When I went home on my afternoon off, I would spend many an hour sitting in the new kitchen garden gazing at all the lovely vegetables that my family had sown. They grow so much more easily than those we struggled to nurture on the clayey soil of the Felsham allotments. And here there are no Felsham Charity rules and regulations to annoy Dad especially that requirement to attend Church every Sunday. In fact there is no Church in our hamlet though there are plans to build one soon.

All the gardens are wonderful here. You can grow peas all year round and cucumbers about nine months out of a year. You may grow two crops of potatoes and turnips a year; the onions and cabbages are the best that I ever saw. There are grapes, oranges and figs, almonds and peaches in abundance, all growing in open gardens.

Some things are dearer here. Things like pins and needles for sewing are expensive. Dad also complains about the price of tools such as hammers and hatchets, and kitchenware such as pots and kettles.

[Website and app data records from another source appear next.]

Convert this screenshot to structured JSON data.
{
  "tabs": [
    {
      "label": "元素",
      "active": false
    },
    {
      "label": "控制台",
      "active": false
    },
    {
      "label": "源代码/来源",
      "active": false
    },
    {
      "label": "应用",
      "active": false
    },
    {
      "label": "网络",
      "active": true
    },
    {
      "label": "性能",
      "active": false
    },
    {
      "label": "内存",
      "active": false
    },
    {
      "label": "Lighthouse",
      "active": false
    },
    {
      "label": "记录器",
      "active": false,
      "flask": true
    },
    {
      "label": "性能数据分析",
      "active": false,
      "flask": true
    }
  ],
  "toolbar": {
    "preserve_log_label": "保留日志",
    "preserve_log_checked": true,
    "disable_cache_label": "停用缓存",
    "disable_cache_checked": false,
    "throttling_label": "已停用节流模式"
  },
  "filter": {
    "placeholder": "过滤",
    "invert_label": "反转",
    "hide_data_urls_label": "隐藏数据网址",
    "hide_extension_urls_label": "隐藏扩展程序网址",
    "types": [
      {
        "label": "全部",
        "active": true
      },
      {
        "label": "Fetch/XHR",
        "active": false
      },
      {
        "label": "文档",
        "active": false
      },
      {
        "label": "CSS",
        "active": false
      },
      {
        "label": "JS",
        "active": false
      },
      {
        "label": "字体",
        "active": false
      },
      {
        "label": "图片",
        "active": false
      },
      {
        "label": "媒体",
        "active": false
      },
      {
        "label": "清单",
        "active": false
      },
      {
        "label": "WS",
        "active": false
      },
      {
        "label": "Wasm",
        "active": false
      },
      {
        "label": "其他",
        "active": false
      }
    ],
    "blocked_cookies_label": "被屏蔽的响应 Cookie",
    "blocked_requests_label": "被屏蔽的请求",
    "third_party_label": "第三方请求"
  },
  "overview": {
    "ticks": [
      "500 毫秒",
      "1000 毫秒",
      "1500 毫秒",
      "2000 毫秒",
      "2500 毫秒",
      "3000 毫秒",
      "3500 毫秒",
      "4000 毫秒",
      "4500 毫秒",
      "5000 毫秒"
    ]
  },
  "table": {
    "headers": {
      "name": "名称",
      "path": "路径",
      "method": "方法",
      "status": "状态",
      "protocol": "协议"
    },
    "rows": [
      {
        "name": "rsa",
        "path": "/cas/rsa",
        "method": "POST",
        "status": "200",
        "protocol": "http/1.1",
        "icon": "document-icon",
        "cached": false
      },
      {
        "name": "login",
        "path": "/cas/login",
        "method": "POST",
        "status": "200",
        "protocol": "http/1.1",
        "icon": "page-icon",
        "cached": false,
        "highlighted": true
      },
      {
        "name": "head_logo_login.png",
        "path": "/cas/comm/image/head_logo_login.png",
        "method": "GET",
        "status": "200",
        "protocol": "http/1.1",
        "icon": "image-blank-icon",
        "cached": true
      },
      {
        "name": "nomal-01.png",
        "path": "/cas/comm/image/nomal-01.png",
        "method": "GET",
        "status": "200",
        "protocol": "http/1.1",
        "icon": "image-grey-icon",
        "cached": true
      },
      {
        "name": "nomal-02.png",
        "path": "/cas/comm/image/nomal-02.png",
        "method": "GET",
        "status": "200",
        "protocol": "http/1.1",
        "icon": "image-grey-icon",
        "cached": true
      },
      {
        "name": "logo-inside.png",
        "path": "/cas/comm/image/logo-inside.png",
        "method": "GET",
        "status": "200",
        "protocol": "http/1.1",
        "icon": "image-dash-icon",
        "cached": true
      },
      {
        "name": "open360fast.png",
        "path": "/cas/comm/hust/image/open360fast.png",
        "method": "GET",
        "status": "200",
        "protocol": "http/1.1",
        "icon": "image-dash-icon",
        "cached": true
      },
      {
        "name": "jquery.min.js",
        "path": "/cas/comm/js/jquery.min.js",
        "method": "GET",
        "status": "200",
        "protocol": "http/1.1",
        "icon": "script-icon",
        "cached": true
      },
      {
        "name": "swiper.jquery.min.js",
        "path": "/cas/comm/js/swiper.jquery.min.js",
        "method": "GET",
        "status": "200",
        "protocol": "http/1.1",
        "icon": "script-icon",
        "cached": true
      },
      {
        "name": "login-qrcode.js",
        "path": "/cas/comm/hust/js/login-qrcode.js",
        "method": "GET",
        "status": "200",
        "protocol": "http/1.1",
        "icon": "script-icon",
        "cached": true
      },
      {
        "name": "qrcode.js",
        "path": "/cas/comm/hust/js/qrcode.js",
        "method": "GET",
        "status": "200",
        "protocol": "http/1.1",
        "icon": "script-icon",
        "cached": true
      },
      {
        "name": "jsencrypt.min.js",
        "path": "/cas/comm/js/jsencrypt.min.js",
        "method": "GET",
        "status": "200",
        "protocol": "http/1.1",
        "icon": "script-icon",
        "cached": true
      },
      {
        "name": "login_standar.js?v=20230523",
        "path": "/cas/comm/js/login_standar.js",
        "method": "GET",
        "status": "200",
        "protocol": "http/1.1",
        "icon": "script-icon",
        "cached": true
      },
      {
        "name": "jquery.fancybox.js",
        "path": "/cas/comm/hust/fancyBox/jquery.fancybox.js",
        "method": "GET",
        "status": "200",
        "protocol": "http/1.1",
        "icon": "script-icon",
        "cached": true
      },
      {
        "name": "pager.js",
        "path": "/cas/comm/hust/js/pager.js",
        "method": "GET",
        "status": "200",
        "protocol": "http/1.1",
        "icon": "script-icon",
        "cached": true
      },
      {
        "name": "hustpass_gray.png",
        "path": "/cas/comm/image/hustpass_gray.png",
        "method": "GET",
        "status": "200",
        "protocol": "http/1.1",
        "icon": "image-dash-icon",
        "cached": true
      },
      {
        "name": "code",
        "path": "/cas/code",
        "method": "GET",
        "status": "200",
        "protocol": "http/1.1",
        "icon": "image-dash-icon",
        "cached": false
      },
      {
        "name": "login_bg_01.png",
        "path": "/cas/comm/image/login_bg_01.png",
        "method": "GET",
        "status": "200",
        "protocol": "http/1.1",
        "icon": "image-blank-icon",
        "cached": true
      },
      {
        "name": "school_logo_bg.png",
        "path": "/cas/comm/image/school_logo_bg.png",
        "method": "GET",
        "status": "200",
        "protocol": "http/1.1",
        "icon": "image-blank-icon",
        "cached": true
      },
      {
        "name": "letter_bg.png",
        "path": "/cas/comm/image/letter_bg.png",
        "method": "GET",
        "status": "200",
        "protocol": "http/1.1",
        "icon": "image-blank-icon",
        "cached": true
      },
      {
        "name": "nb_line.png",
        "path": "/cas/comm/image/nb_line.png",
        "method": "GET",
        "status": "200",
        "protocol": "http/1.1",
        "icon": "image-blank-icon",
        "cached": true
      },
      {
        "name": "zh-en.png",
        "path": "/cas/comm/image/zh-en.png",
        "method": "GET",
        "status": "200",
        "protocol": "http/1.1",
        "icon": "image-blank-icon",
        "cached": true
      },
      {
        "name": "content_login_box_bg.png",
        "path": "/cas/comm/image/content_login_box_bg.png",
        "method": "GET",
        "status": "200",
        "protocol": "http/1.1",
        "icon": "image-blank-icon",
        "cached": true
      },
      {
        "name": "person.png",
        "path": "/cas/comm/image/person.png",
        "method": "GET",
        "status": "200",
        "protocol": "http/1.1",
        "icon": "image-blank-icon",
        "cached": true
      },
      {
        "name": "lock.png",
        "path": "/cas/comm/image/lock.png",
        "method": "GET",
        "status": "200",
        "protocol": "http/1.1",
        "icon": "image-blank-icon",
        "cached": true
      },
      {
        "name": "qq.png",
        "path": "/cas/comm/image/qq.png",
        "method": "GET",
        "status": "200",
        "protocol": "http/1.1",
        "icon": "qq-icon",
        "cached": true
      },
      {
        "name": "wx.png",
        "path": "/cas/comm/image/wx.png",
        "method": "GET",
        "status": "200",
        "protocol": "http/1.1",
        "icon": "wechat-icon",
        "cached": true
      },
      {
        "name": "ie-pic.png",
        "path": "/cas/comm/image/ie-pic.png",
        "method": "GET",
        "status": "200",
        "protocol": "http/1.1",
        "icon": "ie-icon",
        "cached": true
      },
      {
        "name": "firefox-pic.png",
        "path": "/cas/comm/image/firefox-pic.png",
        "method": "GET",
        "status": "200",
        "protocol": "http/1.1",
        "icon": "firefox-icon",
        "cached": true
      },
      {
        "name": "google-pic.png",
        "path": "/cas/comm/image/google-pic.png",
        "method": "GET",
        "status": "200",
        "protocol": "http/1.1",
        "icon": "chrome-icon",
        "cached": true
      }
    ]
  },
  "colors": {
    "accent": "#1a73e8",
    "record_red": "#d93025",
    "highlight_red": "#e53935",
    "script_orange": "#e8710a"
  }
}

Clothing is a little dearer than at home but now that I earn about 12 shillings a week as a general servant I don’t find it difficult to buy a pretty dress for myself.

Last year Dad and Luke bought about twenty acres of land with the money they had saved up. Land is about £1 an acre here. They will soon have a nice little farm with horses, cattle and pigs. Dad can’t believe how lucky we are. He is always going on about this free country of Australia where he doesn’t have to pay any tithes, taxes, nor rates of any kind.

Please tell all the people of Felsham about our good fortune. If any of them want to come out here, send me a letter and we will meet them at the port. We could help them find a house till they could get one for themselves.

And I nearly forgot to say. I have a new baby brother. Elisha Seaman was born on Valentine’s Day earlier this year. And he is thriving in this wonderful new country of ours.

I remain your ever-loving friend

Rachel Seaman

Monday, 9 January 2012


A dying man, surrounded by doctors and family, dictating his will
(Justiniani in Fortiatum, Madrid)

Google books provides useful access to a will made by Baldwin Cocksedge in English Historical Documents 1327-1485 by A. R. Myers. 

In the will Baldwin makes provision for this wife after his death.

The document begins like this:

"This is my last will.  That I Baldewyn Coksedge of Felsham, gentleman, being in whole mind and good memory at Felsham aforesaid, the 5th day of the month of July the year of Our Lord 1469, do take and own my testament before made... And I will that Denise my wife to have 20s for her dower and my place called 'Upwode Hall', otherwise 'Coksedgys', in Felsham during her lifetime..."

Read my review ‘Wills from the Register ‘Baldwyne’, Part II: 1461 – 1474’ Edited by Peter Northeast and Heather Falvey here

Where was Coksedgys?  Could it have been on the site of one of the two medieval manors known to exist in Felsham? At Felsham Hall Farm or Brook Hall farm?  A charity document of 1460 describing the FEOFFMENT of a croft and appurtenances called le Cherchecroft states:
"... between lands late of Walter Skarp on both sides, one head abutting Felsham churchyard, and the other a meadow of Baldwin Coksegge, with the hedges on both sides ..." 

This suggests that Baldwin Cocksedge owned the meadow adjoining the southern boundary of the Felsham Charity Lands.